And I found a solution that makes me ridiculously happy.

Yarn.  In a shoebox.

Knitting.  From a shoebox!

That's right!  I'm using a shoebox.  It makes perfect sense, really.
I cut the slit on the side of the lid so that I can easily pull the yarn in and out of the shoebox.  
Also, this shoebox is the same one that I was proposed to with.  I know, it's ridiculous.  But I'm in love.  With all of it.

16 October 2011

Donkey Kong Crochet.

I'm going to knit/crochet entire screenshots of old 8-bit or 16-bit games.

I started with probably my favorite one...Donkey Kong.  I think I love Donkey Kong even more now that I've seen the movie The King of Kong:  A Fistful of Quarters.

It's made out of Tunisian (or Afghan) crochet.  I wish I could do this stuff on the train to school, but it requires at least 4 skeins of yarn at a time and using an 18 inch double-ended crochet hook.  I kind of like to be as small as I can manage on the train so that people don't hate me for taking up their space. 

Here is a list of some other games I've thought of doing:
  • Secret of Monkey Island
  • Pac-Man
  • Space Invaders
  • Mario 
  • Joust
  • Defender
  • Root Beer Tap
  • Excitebike
  • Dragon's Lair
  • Centipede
  • Frogger
  • Dig Dug
  • Asteroids
  • Tetris
Tell me any that I've missed.  The more pixelated the game is, the better.  Also, the more awesome the game is, the better!  I need around 8 of these huge panels in total for my secret mission project.  I just like to call it a secret mission project so that I can feel like a secret agent.

15 October 2011

Introductory Piecing.

I recently went purchasing (as we now call "shopping with a purpose") at an admittedly adorable store in Gardner Village: Pine Needles.  It's a fabric, quilting, and embroidery store and it was setup in such a way that it felt like every nook and cranny you looked in you'd find more piles and baskets of fabric.  I kind of felt like hugging every piece of fabric in there.  Somehow, I managed to only buy half of the store and frankly, I'm pretty surprised that I've never heard of this place before for fabrics.  Any ideas?  I've only been to large chain retailers before like Hobby Lobby and Joann, so I don't exactly have the widest range of experience here, but this place was unbelievable. 

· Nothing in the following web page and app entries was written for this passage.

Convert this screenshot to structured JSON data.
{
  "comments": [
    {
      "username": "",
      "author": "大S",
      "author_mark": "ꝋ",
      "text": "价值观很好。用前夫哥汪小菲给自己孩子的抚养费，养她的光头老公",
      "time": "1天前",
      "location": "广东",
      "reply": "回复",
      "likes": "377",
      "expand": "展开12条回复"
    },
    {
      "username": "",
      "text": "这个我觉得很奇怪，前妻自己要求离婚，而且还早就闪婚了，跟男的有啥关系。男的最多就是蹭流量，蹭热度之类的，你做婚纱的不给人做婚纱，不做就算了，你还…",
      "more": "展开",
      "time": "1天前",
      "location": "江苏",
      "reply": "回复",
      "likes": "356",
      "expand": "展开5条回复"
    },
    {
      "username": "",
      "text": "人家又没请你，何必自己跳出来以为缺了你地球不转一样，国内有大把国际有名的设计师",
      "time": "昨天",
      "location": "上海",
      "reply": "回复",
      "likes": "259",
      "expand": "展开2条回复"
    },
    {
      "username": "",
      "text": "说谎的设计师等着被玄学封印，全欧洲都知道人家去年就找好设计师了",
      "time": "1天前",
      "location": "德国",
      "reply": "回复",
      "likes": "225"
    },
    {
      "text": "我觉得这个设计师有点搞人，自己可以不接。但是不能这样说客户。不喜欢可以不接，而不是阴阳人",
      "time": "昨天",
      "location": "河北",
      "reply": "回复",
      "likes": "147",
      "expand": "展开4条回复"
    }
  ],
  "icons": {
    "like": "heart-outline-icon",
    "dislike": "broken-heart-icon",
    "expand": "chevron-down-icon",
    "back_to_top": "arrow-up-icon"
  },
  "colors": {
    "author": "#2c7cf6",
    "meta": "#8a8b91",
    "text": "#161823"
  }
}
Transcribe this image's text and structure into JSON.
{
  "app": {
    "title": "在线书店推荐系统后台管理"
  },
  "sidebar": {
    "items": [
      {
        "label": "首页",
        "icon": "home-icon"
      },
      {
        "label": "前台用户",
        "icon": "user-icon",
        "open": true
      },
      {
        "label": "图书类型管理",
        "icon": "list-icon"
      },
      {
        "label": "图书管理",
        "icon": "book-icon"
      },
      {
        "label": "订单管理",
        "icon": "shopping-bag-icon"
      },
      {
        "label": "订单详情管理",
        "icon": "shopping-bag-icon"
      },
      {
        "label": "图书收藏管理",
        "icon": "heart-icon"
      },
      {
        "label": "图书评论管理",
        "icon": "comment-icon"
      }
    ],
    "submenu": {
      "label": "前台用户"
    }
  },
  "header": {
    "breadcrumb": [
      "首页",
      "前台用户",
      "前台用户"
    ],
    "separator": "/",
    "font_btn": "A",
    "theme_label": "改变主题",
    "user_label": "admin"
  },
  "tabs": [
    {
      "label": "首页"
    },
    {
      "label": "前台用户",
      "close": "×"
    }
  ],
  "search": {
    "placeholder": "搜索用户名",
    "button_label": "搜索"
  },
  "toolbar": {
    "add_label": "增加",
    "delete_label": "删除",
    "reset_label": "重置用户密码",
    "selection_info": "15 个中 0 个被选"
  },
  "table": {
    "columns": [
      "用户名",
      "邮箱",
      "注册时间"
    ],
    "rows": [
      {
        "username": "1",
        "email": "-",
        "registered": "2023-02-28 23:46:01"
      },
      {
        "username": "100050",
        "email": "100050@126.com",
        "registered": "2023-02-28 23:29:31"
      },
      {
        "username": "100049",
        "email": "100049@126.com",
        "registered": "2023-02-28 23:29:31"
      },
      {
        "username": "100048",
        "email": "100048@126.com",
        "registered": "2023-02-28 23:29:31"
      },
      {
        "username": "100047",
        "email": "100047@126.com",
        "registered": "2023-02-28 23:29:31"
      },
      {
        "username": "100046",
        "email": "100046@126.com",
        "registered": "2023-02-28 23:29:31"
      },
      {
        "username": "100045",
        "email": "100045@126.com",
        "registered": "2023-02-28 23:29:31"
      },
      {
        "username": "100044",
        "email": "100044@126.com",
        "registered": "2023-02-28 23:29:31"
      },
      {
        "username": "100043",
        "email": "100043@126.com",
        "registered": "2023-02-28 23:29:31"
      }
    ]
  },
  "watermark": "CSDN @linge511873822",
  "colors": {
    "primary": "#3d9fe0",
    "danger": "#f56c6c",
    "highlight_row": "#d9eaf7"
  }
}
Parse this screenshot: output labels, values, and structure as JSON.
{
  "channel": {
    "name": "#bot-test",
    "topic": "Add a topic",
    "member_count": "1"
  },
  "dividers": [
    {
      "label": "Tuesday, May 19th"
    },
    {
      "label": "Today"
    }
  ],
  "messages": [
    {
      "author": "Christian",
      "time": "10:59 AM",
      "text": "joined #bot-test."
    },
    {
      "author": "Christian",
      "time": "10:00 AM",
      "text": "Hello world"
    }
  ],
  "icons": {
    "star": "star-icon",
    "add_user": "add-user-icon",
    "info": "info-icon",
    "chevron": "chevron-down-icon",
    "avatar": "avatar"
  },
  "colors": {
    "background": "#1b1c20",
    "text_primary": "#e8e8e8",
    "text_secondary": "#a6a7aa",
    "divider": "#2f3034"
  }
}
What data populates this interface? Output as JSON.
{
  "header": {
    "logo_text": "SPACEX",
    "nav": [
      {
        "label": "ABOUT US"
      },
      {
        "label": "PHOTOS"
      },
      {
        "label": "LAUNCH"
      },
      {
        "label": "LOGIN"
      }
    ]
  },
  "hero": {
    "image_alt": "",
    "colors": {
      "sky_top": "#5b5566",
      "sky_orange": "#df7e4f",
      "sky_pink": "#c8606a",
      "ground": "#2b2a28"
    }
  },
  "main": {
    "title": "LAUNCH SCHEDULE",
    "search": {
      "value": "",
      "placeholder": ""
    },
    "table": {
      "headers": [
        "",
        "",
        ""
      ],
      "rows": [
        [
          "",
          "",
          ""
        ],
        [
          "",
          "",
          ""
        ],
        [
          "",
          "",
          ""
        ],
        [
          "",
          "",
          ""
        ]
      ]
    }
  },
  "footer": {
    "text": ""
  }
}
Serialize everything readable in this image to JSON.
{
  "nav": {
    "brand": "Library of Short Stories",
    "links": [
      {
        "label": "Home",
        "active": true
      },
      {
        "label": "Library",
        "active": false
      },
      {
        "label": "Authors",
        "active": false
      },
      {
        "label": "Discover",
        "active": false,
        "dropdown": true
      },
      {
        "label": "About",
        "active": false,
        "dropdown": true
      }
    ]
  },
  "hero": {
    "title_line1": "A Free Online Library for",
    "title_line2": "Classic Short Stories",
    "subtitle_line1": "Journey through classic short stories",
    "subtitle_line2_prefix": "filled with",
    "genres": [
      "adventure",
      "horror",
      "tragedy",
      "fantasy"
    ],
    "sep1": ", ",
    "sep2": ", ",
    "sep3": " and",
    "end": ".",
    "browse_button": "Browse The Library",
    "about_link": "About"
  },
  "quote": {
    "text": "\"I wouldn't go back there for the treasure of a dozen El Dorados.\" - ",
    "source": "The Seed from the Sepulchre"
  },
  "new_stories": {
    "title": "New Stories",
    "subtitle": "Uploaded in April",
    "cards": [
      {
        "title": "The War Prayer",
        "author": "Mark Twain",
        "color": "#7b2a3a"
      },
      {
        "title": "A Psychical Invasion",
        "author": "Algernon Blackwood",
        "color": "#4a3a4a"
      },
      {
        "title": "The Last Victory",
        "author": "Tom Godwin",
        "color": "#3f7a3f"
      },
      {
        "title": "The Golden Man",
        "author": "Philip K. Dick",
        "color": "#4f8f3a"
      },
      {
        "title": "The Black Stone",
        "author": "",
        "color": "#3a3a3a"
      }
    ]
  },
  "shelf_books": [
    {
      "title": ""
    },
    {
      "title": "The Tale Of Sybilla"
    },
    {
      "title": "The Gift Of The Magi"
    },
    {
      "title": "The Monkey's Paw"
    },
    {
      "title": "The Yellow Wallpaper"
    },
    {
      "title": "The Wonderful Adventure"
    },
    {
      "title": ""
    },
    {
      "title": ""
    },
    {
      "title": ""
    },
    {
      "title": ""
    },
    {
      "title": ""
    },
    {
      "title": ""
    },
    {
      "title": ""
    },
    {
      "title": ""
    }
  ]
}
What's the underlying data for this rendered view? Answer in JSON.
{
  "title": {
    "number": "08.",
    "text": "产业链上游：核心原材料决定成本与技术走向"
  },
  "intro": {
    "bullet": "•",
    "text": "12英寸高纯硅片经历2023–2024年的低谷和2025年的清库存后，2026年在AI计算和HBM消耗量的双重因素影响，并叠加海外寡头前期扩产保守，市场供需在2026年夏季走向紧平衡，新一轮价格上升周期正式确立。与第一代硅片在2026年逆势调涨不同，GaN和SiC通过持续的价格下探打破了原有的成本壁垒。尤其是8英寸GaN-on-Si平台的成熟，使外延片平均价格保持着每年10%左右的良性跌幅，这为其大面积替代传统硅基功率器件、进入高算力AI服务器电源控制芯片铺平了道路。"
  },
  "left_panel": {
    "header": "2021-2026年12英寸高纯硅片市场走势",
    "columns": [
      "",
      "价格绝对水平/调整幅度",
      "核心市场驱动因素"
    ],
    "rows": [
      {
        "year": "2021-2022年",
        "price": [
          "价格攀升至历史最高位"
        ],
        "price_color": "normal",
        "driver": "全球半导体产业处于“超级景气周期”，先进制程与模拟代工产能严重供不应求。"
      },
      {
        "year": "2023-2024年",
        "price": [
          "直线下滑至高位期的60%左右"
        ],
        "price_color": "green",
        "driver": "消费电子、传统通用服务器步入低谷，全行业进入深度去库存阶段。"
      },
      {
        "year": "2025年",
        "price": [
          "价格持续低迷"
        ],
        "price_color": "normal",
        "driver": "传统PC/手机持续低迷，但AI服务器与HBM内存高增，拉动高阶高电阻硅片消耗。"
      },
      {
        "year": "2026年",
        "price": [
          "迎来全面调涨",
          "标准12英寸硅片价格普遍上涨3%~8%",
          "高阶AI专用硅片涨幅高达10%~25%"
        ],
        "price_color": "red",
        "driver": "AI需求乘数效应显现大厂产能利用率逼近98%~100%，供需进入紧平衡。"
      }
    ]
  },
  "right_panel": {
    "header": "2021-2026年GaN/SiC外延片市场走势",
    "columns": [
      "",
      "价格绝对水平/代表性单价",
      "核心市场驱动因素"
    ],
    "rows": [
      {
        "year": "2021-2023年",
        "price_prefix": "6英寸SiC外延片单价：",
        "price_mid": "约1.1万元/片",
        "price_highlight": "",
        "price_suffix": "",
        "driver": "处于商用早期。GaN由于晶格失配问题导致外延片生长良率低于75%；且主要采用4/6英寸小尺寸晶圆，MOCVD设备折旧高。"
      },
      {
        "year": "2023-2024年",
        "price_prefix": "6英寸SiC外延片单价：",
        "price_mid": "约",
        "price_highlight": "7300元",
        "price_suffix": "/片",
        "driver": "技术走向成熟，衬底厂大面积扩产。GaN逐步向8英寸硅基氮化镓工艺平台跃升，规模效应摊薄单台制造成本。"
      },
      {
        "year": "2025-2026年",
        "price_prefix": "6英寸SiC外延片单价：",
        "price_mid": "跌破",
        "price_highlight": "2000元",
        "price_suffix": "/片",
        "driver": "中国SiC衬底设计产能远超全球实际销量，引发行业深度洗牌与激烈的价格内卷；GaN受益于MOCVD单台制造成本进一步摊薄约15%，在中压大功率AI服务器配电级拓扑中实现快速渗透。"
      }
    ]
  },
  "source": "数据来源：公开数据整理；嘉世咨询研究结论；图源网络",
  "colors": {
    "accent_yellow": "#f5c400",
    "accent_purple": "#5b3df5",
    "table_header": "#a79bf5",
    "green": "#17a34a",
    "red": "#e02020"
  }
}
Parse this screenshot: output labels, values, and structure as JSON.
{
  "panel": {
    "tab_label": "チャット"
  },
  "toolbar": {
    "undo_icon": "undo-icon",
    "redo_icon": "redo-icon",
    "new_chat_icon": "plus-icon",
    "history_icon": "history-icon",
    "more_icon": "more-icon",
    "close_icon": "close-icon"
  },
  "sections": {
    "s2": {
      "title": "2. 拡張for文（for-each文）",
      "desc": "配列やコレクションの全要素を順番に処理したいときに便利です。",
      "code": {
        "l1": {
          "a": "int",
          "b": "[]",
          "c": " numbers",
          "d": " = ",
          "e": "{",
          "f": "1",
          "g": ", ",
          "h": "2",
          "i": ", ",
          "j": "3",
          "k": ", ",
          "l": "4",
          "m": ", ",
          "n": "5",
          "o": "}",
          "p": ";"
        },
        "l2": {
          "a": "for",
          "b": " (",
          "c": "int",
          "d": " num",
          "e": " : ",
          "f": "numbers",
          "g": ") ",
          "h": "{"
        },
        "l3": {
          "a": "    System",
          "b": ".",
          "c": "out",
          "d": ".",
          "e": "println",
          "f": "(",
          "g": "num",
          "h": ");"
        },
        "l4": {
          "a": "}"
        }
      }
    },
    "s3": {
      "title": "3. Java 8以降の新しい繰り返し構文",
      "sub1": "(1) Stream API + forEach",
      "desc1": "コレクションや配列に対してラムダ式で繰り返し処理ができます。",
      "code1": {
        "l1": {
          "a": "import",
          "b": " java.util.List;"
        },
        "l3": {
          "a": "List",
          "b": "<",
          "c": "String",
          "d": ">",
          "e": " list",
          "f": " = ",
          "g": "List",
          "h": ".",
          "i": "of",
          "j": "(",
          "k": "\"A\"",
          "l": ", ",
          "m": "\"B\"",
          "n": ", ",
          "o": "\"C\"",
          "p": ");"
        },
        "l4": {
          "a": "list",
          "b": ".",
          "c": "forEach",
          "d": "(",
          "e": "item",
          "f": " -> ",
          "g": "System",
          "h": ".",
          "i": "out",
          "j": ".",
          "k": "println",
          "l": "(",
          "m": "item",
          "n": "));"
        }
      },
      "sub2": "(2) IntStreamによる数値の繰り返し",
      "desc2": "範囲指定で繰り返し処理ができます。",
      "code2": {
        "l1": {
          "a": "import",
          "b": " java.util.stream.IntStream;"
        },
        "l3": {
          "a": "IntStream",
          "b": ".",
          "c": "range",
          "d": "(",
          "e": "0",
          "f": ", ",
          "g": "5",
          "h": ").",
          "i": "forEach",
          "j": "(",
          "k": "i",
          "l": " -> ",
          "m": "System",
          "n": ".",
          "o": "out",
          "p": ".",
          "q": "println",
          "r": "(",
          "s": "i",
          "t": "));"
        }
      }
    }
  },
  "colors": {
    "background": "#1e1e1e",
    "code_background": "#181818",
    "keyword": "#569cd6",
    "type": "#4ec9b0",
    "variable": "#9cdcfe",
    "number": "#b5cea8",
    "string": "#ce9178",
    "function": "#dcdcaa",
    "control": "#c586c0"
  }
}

With the help of Google and lovely internet bloggers who post free tutorials, I decided to learn a little bit of quilting and piecing and paper piecing techniques and freezer paper techniques.  About 15 youtube videos later, I decided to go for a simple geometric design (I love engineering paper for this stuff).  The plan was to measure out the pieces directly onto the fabric, until I arrived at an SAS (side-angle-side) problem.  And for those of you who remember your Laws of cosines from trigonometry, good for you.  I know I could have looked it up on google, but since I had already done a bunch of right triangle trig, and it's Fall Break, and it's just 5 pieces for a simple block, I got lazy and just cut pieces out of paper and pinned them onto my fabric. 

So, I picked the fabrics out for a good friend of mine whom I am making a project for.  My first experience with piecing turned out not to be a huge disaster. 

All in all, life is good.